- **TASK ITEM**:
The records below are to be reproduced exactly, with the pictures left out.

─── RECORDED INFORMATION

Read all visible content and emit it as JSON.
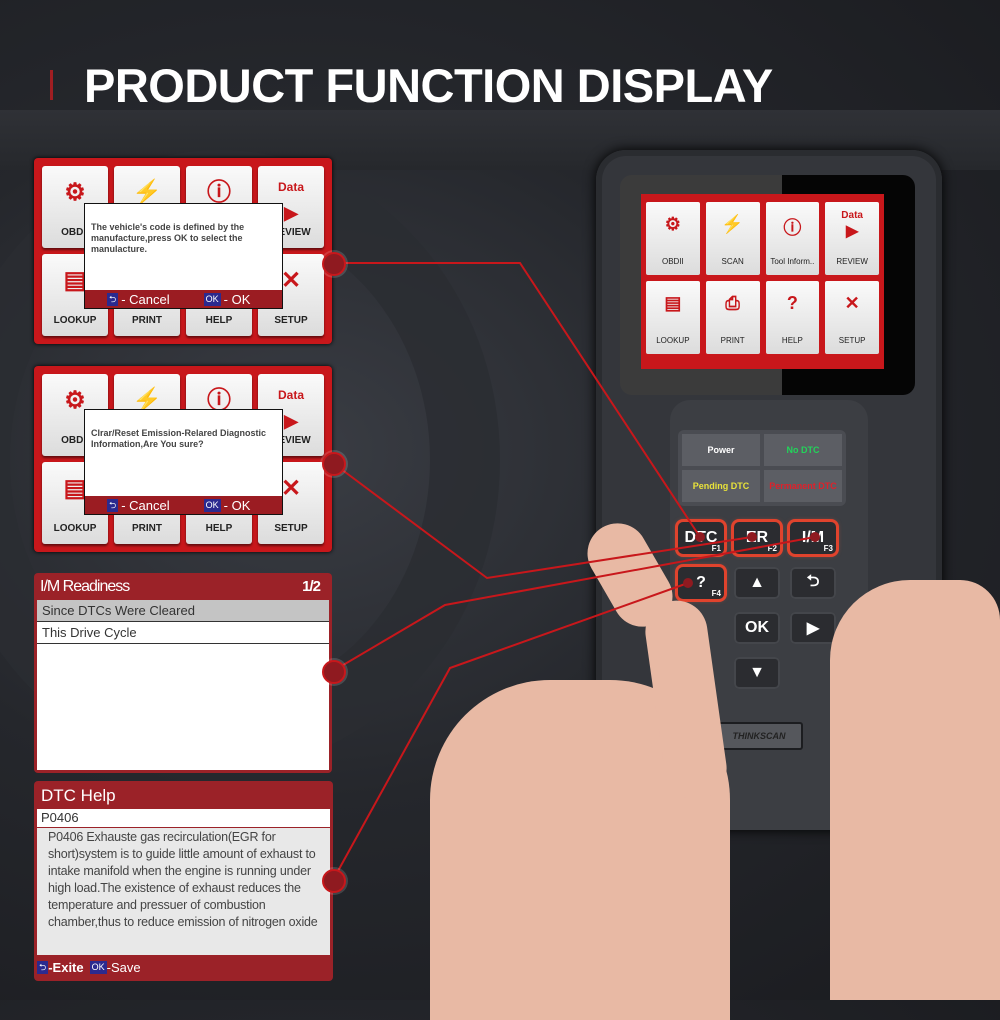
{
  "title": "PRODUCT FUNCTION DISPLAY",
  "colors": {
    "accent": "#c8171b",
    "panel_dark": "#9b2228",
    "key_blue": "#2b2a8f"
  },
  "menu_tiles": [
    {
      "label": "OBDII",
      "icon": "engine-icon"
    },
    {
      "label": "SCAN",
      "icon": "scan-icon"
    },
    {
      "label": "Tool Inform..",
      "icon": "info-icon"
    },
    {
      "label": "REVIEW",
      "icon": "data-review-icon",
      "icon_text": "Data"
    },
    {
      "label": "LOOKUP",
      "icon": "lookup-icon"
    },
    {
      "label": "PRINT",
      "icon": "printer-icon"
    },
    {
      "label": "HELP",
      "icon": "help-icon"
    },
    {
      "label": "SETUP",
      "icon": "setup-icon"
    }
  ],
  "dialog1": {
    "message": "The vehicle's code is defined by the manufacture,press OK to select the manulacture.",
    "cancel_label": "- Cancel",
    "ok_key": "OK",
    "ok_label": "- OK"
  },
  "dialog2": {
    "message": "Clrar/Reset Emission-Relared Diagnostic Information,Are You sure?",
    "cancel_label": "- Cancel",
    "ok_key": "OK",
    "ok_label": "- OK"
  },
  "im_readiness": {
    "title": "I/M Readiness",
    "page": "1/2",
    "items": [
      "Since DTCs Were Cleared",
      "This Drive Cycle"
    ]
  },
  "dtc_help": {
    "title": "DTC Help",
    "code": "P0406",
    "description": "P0406 Exhauste gas recirculation(EGR for short)system is to guide little amount of exhaust to intake manifold when the engine is running under high load.The existence of exhaust reduces the temperature and pressuer of combustion chamber,thus to reduce emission of nitrogen oxide",
    "exit_label": "-Exite",
    "ok_key": "OK",
    "save_label": "-Save"
  },
  "device": {
    "leds": [
      {
        "label": "Power",
        "color": "#ffffff"
      },
      {
        "label": "No DTC",
        "color": "#22d45a"
      },
      {
        "label": "Pending DTC",
        "color": "#e8e23a"
      },
      {
        "label": "Permanent DTC",
        "color": "#e0202a"
      }
    ],
    "keys": {
      "dtc": "DTC",
      "dtc_f": "F1",
      "er": "ER",
      "er_f": "F2",
      "im": "I/M",
      "im_f": "F3",
      "help_f": "F4",
      "ok": "OK"
    },
    "brand": "THINKSCAN"
  }
}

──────

- **RESPONSE AREA**:
Read all visible content and emit it as JSON.
{
  "title": "PRODUCT FUNCTION DISPLAY",
  "colors": {
    "accent": "#c8171b",
    "panel_dark": "#9b2228",
    "key_blue": "#2b2a8f"
  },
  "menu_tiles": [
    {
      "label": "OBDII",
      "icon": "engine-icon"
    },
    {
      "label": "SCAN",
      "icon": "scan-icon"
    },
    {
      "label": "Tool Inform..",
      "icon": "info-icon"
    },
    {
      "label": "REVIEW",
      "icon": "data-review-icon",
      "icon_text": "Data"
    },
    {
      "label": "LOOKUP",
      "icon": "lookup-icon"
    },
    {
      "label": "PRINT",
      "icon": "printer-icon"
    },
    {
      "label": "HELP",
      "icon": "help-icon"
    },
    {
      "label": "SETUP",
      "icon": "setup-icon"
    }
  ],
  "dialog1": {
    "message": "The vehicle's code is defined by the manufacture,press OK to select the manulacture.",
    "cancel_label": "- Cancel",
    "ok_key": "OK",
    "ok_label": "- OK"
  },
  "dialog2": {
    "message": "Clrar/Reset Emission-Relared Diagnostic Information,Are You sure?",
    "cancel_label": "- Cancel",
    "ok_key": "OK",
    "ok_label": "- OK"
  },
  "im_readiness": {
    "title": "I/M Readiness",
    "page": "1/2",
    "items": [
      "Since DTCs Were Cleared",
      "This Drive Cycle"
    ]
  },
  "dtc_help": {
    "title": "DTC Help",
    "code": "P0406",
    "description": "P0406 Exhauste gas recirculation(EGR for short)system is to guide little amount of exhaust to intake manifold when the engine is running under high load.The existence of exhaust reduces the temperature and pressuer of combustion chamber,thus to reduce emission of nitrogen oxide",
    "exit_label": "-Exite",
    "ok_key": "OK",
    "save_label": "-Save"
  },
  "device": {
    "leds": [
      {
        "label": "Power",
        "color": "#ffffff"
      },
      {
        "label": "No DTC",
        "color": "#22d45a"
      },
      {
        "label": "Pending DTC",
        "color": "#e8e23a"
      },
      {
        "label": "Permanent DTC",
        "color": "#e0202a"
      }
    ],
    "keys": {
      "dtc": "DTC",
      "dtc_f": "F1",
      "er": "ER",
      "er_f": "F2",
      "im": "I/M",
      "im_f": "F3",
      "help_f": "F4",
      "ok": "OK"
    },
    "brand": "THINKSCAN"
  }
}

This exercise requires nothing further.